To invest in an exchange-traded fund with either or both of these companies, you will need to find ones that are invested in consumer staples. Below are two examples. However, these companies are held by many ETFs, so do not limit yourself to these alone.
Launched in December 1998, Consumer Staples Select Sector SPDR Fund (NYSEMKT: XLP) corresponds with the S&P Consumer Staples Select Sector Index. It has an expense ratio of 0.18%. It has 43 stocks among its holdings, including Philip Morris as the third-largest holding (10.16%) and Altria as its seventh-largest (4.27%). The fund has a year-to-date return of 18.23%, a one-year return of 23.18%, a three-year annualized return of 17.42%, a five-year annualized return of 10.93%, and a 10-year annualized return of 10.45%.
Launched in January 2004, Vanguard Consumer Staples ETF (NYSEMKT: VDC) has 103 stocks and tracks the Vanguard Consumer Staples index. Philip Morris accounts for 8.8% of its holdings, the third highest, and Altria accounts for 4.16%, the seventh highest.
Overall, whether you are interested in Altria or Philip Morris, it is good to understand these companies, the industry, and the role these companies can play in your portfolio. Perhaps the most important part for any portfolio is remaining diversified, and companies such as Altria and Philip Morris, and especially ETFs, can help you achieve this goal.
Altria has been the best-performing stock of the past 50 years, but as the number of smokers in the U.S. continues to steadily decline, is Altria still a buy today? To find out whether everyone’s love-to-hate dividend stock is a savvy investment choice or a hazard to your portfolio, simply click here now for access to The Motley Fool's premium research report on the company.
Daniel Murray has no position in any stocks mentioned. The Motley Fool owns shares of Philip Morris International. Try any of our Foolish newsletter services free for 30 days. We Fools may not all hold the same opinions, but we all believe that considering a diverse range of insights makes us better investors.
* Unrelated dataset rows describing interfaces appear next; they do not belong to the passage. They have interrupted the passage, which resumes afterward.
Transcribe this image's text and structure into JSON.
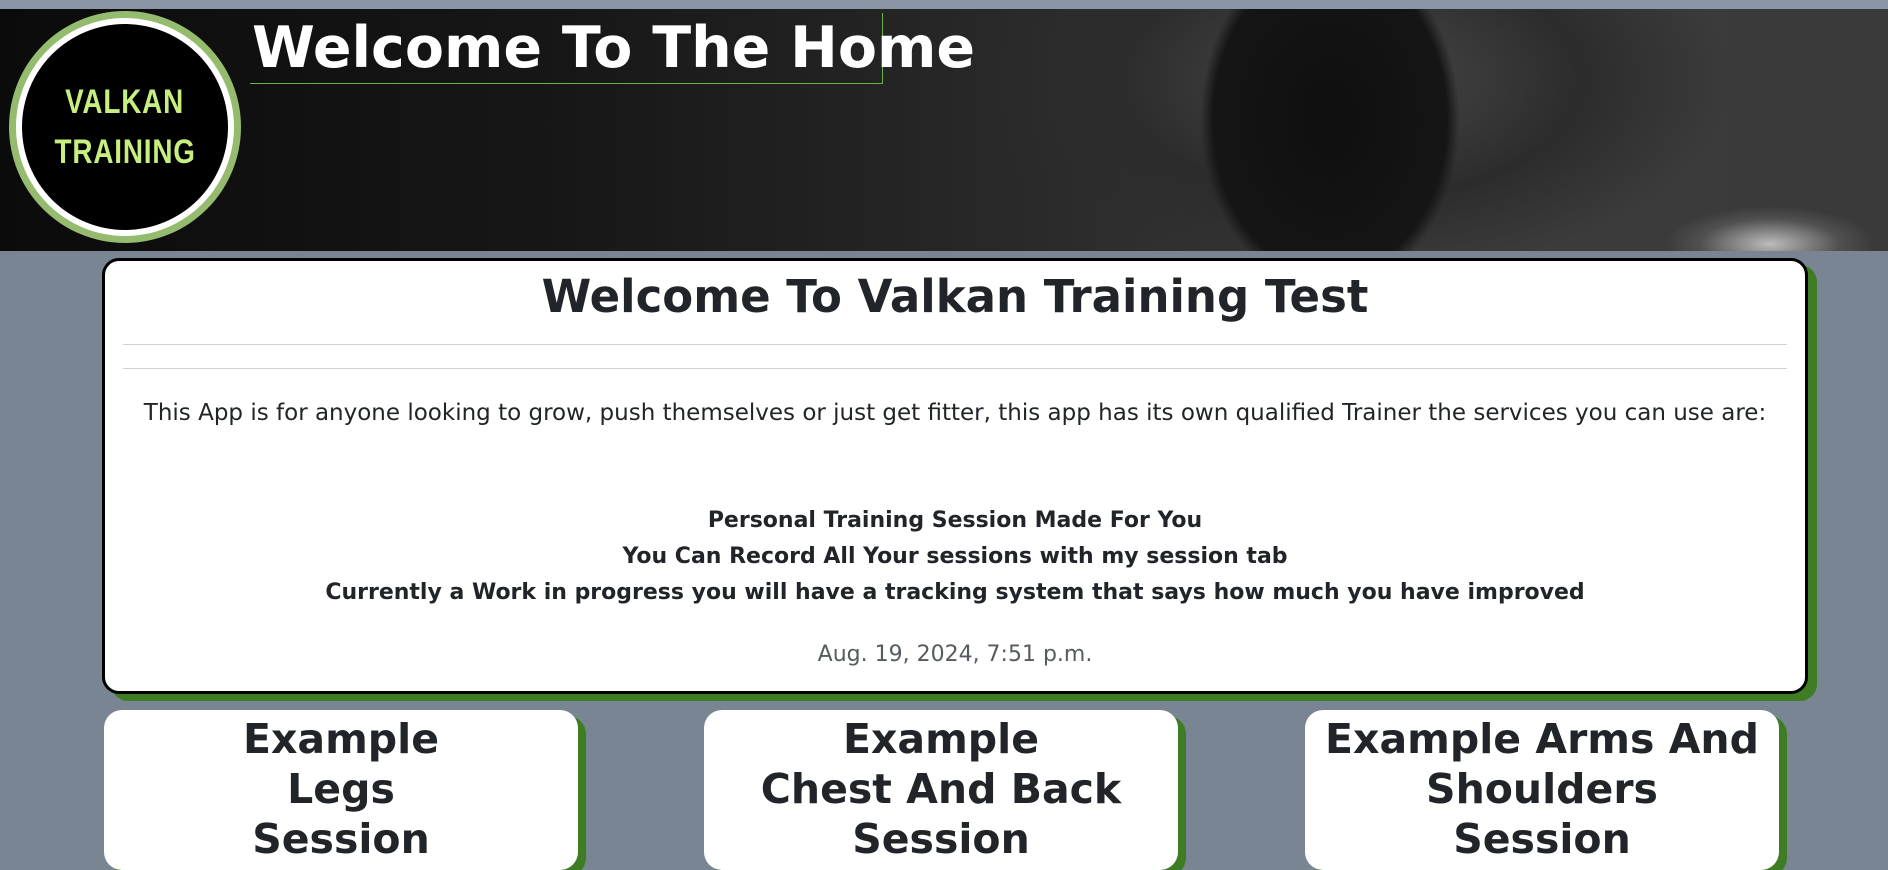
{
  "header": {
    "logo": {
      "line1": "VALKAN",
      "line2": "TRAINING"
    },
    "title": "Welcome To The Home"
  },
  "welcome": {
    "title": "Welcome To Valkan Training Test",
    "intro": "This App is for anyone looking to grow, push themselves or just get fitter, this app has its own qualified Trainer the services you can use are:",
    "features": [
      "Personal Training Session Made For You",
      "You Can Record All Your sessions with my session tab",
      "Currently a Work in progress you will have a tracking system that says how much you have improved"
    ],
    "date": "Aug. 19, 2024, 7:51 p.m."
  },
  "sessions": [
    {
      "lines": [
        "Example",
        "Legs",
        "Session"
      ]
    },
    {
      "lines": [
        "Example",
        "Chest And Back",
        "Session"
      ]
    },
    {
      "lines": [
        "Example Arms And",
        "Shoulders",
        "Session"
      ]
    }
  ],
  "colors": {
    "page_background": "#798592",
    "accent_green": "#3f7d24",
    "logo_text": "#c7ef7f",
    "logo_ring": "#95bb6e"
  }
}
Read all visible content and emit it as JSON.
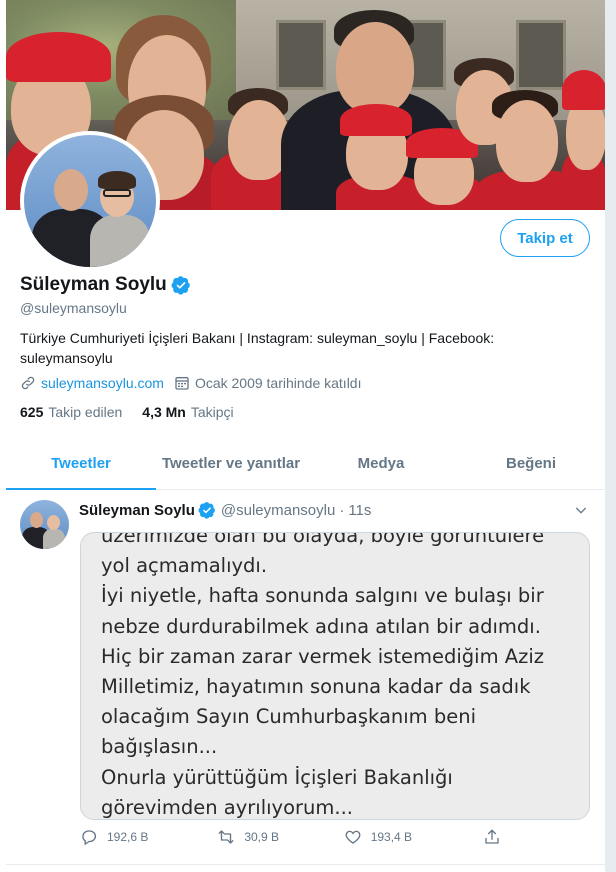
{
  "profile": {
    "name": "Süleyman Soylu",
    "handle": "@suleymansoylu",
    "follow_label": "Takip et",
    "bio": "Türkiye Cumhuriyeti İçişleri Bakanı | Instagram: suleyman_soylu | Facebook: suleymansoylu",
    "website": "suleymansoylu.com",
    "joined": "Ocak 2009 tarihinde katıldı",
    "following_count": "625",
    "following_label": "Takip edilen",
    "followers_count": "4,3 Mn",
    "followers_label": "Takipçi"
  },
  "tabs": [
    {
      "label": "Tweetler"
    },
    {
      "label": "Tweetler ve yanıtlar"
    },
    {
      "label": "Medya"
    },
    {
      "label": "Beğeni"
    }
  ],
  "tweet": {
    "name": "Süleyman Soylu",
    "handle": "@suleymansoylu",
    "sep": "·",
    "time": "11s",
    "image_text": [
      "üzerimizde olan bu olayda, böyle görüntülere",
      "yol açmamalıydı.",
      "İyi niyetle, hafta sonunda salgını ve bulaşı bir",
      "nebze durdurabilmek adına atılan bir adımdı.",
      "Hiç bir zaman zarar vermek istemediğim Aziz",
      "Milletimiz, hayatımın sonuna kadar da sadık",
      "olacağım Sayın Cumhurbaşkanım beni",
      "bağışlasın...",
      "Onurla yürüttüğüm İçişleri Bakanlığı",
      "görevimden ayrılıyorum..."
    ],
    "replies": "192,6 B",
    "retweets": "30,9 B",
    "likes": "193,4 B"
  },
  "colors": {
    "accent": "#1da1f2",
    "link": "#1b95e0",
    "muted": "#657786"
  },
  "icons": [
    "verified-badge-icon",
    "link-icon",
    "calendar-icon",
    "chevron-down-icon",
    "reply-icon",
    "retweet-icon",
    "like-icon",
    "share-icon"
  ]
}
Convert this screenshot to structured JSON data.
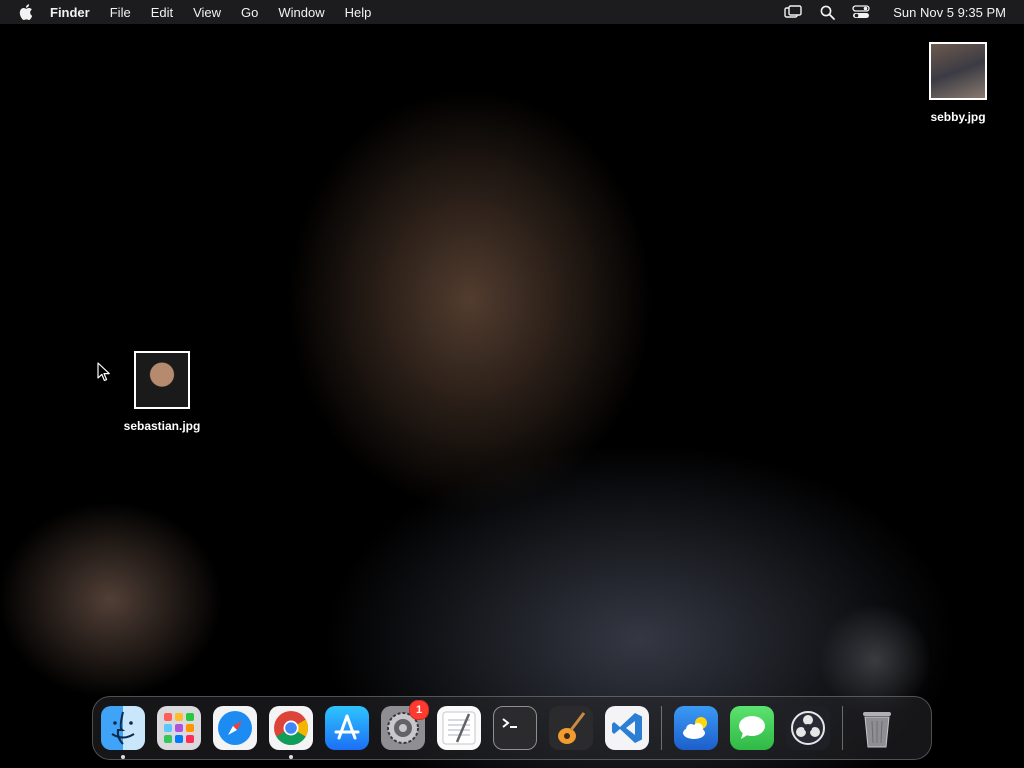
{
  "menubar": {
    "app_name": "Finder",
    "items": [
      "File",
      "Edit",
      "View",
      "Go",
      "Window",
      "Help"
    ],
    "clock": "Sun Nov 5  9:35 PM",
    "status_icons": [
      "screen-mirroring-icon",
      "spotlight-search-icon",
      "control-center-icon"
    ]
  },
  "desktop": {
    "files": [
      {
        "name": "sebby.jpg"
      },
      {
        "name": "sebastian.jpg"
      }
    ]
  },
  "dock": {
    "apps": [
      {
        "name": "Finder",
        "icon": "finder-icon",
        "running": true
      },
      {
        "name": "Launchpad",
        "icon": "launchpad-icon",
        "running": false
      },
      {
        "name": "Safari",
        "icon": "safari-icon",
        "running": false
      },
      {
        "name": "Google Chrome",
        "icon": "chrome-icon",
        "running": true
      },
      {
        "name": "App Store",
        "icon": "app-store-icon",
        "running": false
      },
      {
        "name": "System Settings",
        "icon": "system-settings-icon",
        "running": false,
        "badge": "1"
      },
      {
        "name": "TextEdit",
        "icon": "textedit-icon",
        "running": false
      },
      {
        "name": "Terminal",
        "icon": "terminal-icon",
        "running": false
      },
      {
        "name": "GarageBand",
        "icon": "garageband-icon",
        "running": false
      },
      {
        "name": "Visual Studio Code",
        "icon": "vscode-icon",
        "running": false
      },
      {
        "name": "Weather",
        "icon": "weather-icon",
        "running": false
      },
      {
        "name": "Messages",
        "icon": "messages-icon",
        "running": false
      },
      {
        "name": "OBS",
        "icon": "obs-icon",
        "running": false
      },
      {
        "name": "Trash",
        "icon": "trash-icon",
        "running": false
      }
    ],
    "colors": {
      "finder": "#2b8ef0",
      "safari": "#1d8cf2",
      "app_store": "#1c8df5",
      "vscode": "#2a7fd4",
      "messages": "#36c759",
      "badge": "#ff3b30"
    }
  }
}
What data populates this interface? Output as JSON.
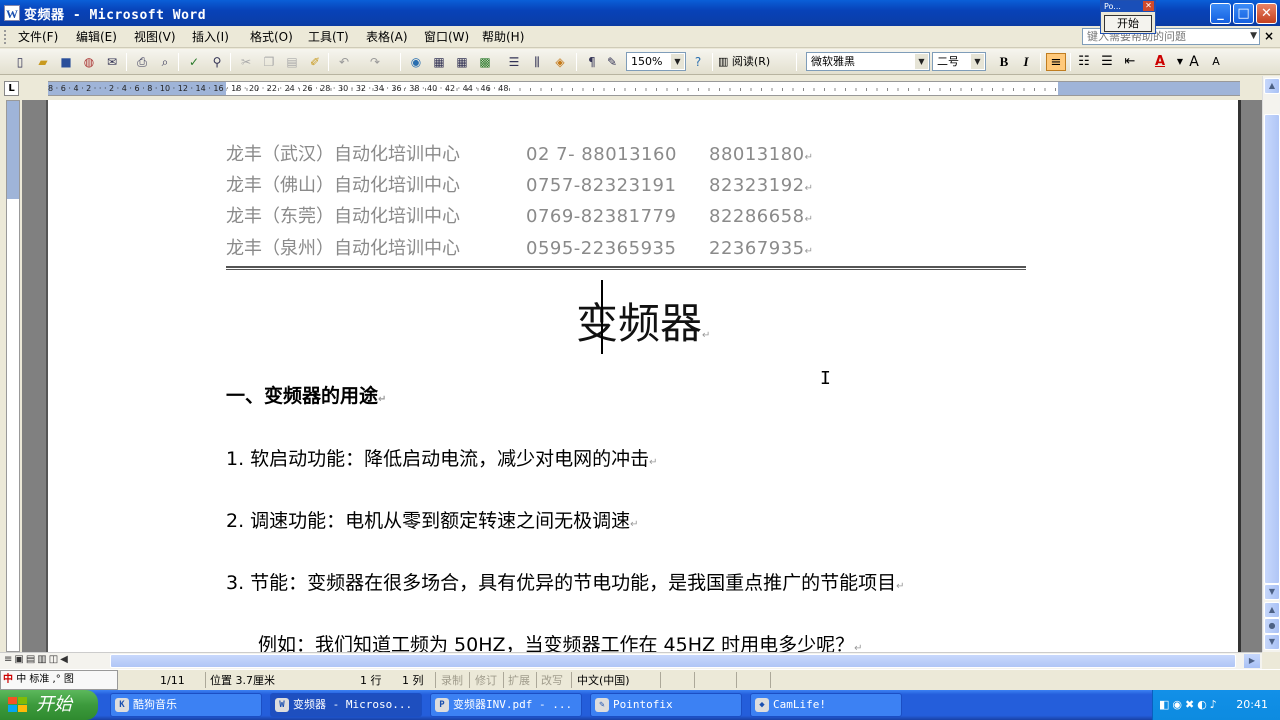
{
  "window": {
    "title": "变频器 - Microsoft Word",
    "app_icon": "W",
    "buttons": {
      "minimize": "_",
      "maximize": "□",
      "close": "✕"
    }
  },
  "popup": {
    "title": "Po...",
    "close": "✕",
    "button": "开始"
  },
  "menubar": {
    "items": [
      "文件(F)",
      "编辑(E)",
      "视图(V)",
      "插入(I)",
      "格式(O)",
      "工具(T)",
      "表格(A)",
      "窗口(W)",
      "帮助(H)"
    ],
    "help_placeholder": "键入需要帮助的问题",
    "close": "×"
  },
  "toolbar": {
    "zoom": "150%",
    "read_label": "阅读(R)",
    "font": "微软雅黑",
    "size": "二号",
    "bold": "B",
    "italic": "I",
    "font_color_icon": "A",
    "grow": "A",
    "shrink": "A"
  },
  "ruler": {
    "corner": "L",
    "numbers": "8 · 6 · 4 · 2 · · · 2 · 4 · 6 · 8 · 10 · 12 · 14 · 16 · 18 · 20 · 22 · 24 · 26 · 28 · 30 · 32 · 34 · 36 · 38 · 40 · 42 · 44 · 46 · 48"
  },
  "document": {
    "header_lines": [
      {
        "org": "龙丰（武汉）自动化培训中心",
        "phone1": "02 7- 88013160",
        "phone2": "88013180"
      },
      {
        "org": "龙丰（佛山）自动化培训中心",
        "phone1": "0757-82323191",
        "phone2": "82323192"
      },
      {
        "org": "龙丰（东莞）自动化培训中心",
        "phone1": "0769-82381779",
        "phone2": "82286658"
      },
      {
        "org": "龙丰（泉州）自动化培训中心",
        "phone1": "0595-22365935",
        "phone2": "22367935"
      }
    ],
    "paragraph_mark": "↵",
    "title": "变频器",
    "heading1": "一、变频器的用途",
    "items": [
      "1. 软启动功能：降低启动电流，减少对电网的冲击",
      "2. 调速功能：电机从零到额定转速之间无极调速",
      "3. 节能：变频器在很多场合，具有优异的节电功能，是我国重点推广的节能项目"
    ],
    "example": "例如：我们知道工频为 50HZ，当变频器工作在 45HZ 时用电多少呢？"
  },
  "statusbar": {
    "ime": "中 标准 ,° 图",
    "page_label": "1/11",
    "position": "位置 3.7厘米",
    "line": "1 行",
    "column": "1 列",
    "rec": "录制",
    "trk": "修订",
    "ext": "扩展",
    "ovr": "改写",
    "language": "中文(中国)"
  },
  "taskbar": {
    "start": "开始",
    "tasks": [
      {
        "label": "酷狗音乐",
        "icon": "K"
      },
      {
        "label": "变频器 - Microso...",
        "icon": "W"
      },
      {
        "label": "变频器INV.pdf - ...",
        "icon": "P"
      },
      {
        "label": "Pointofix",
        "icon": "✎"
      },
      {
        "label": "CamLife!",
        "icon": "◆"
      }
    ],
    "clock": "20:41"
  }
}
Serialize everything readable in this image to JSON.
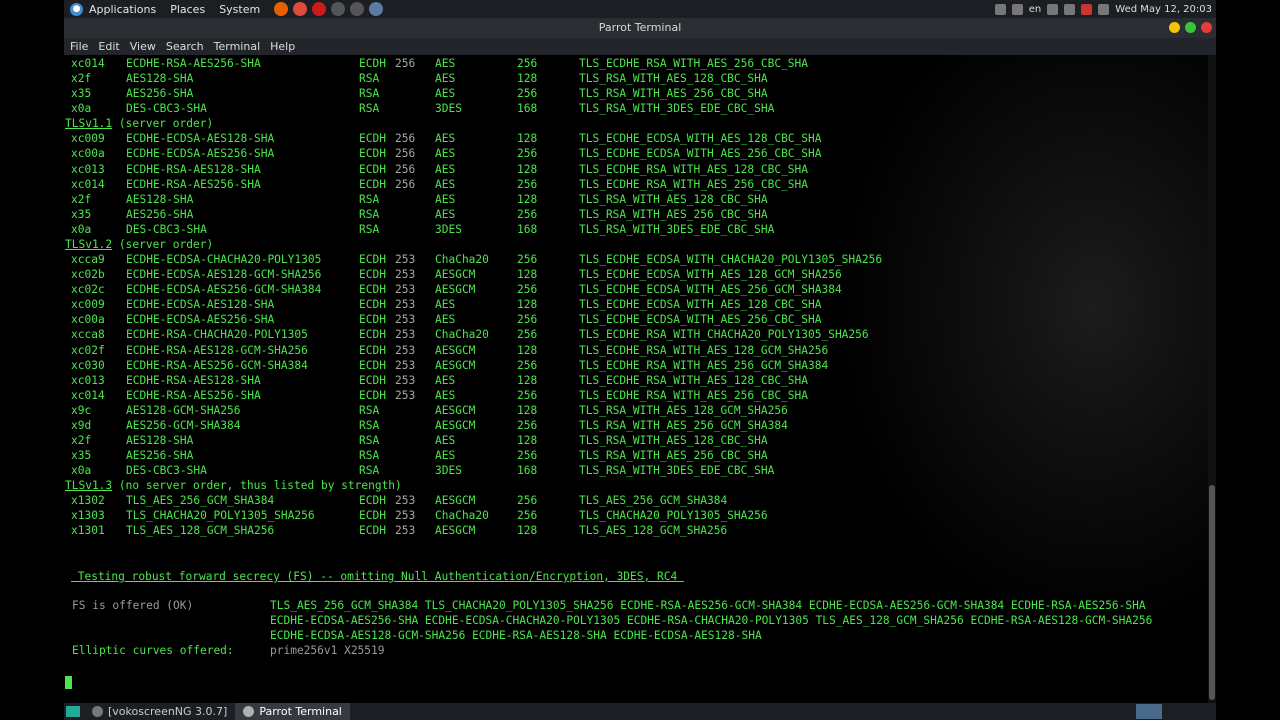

The Motley Fool has a disclosure policy. Is this post wrong? Click here. Think you can do better? Join us and write your own!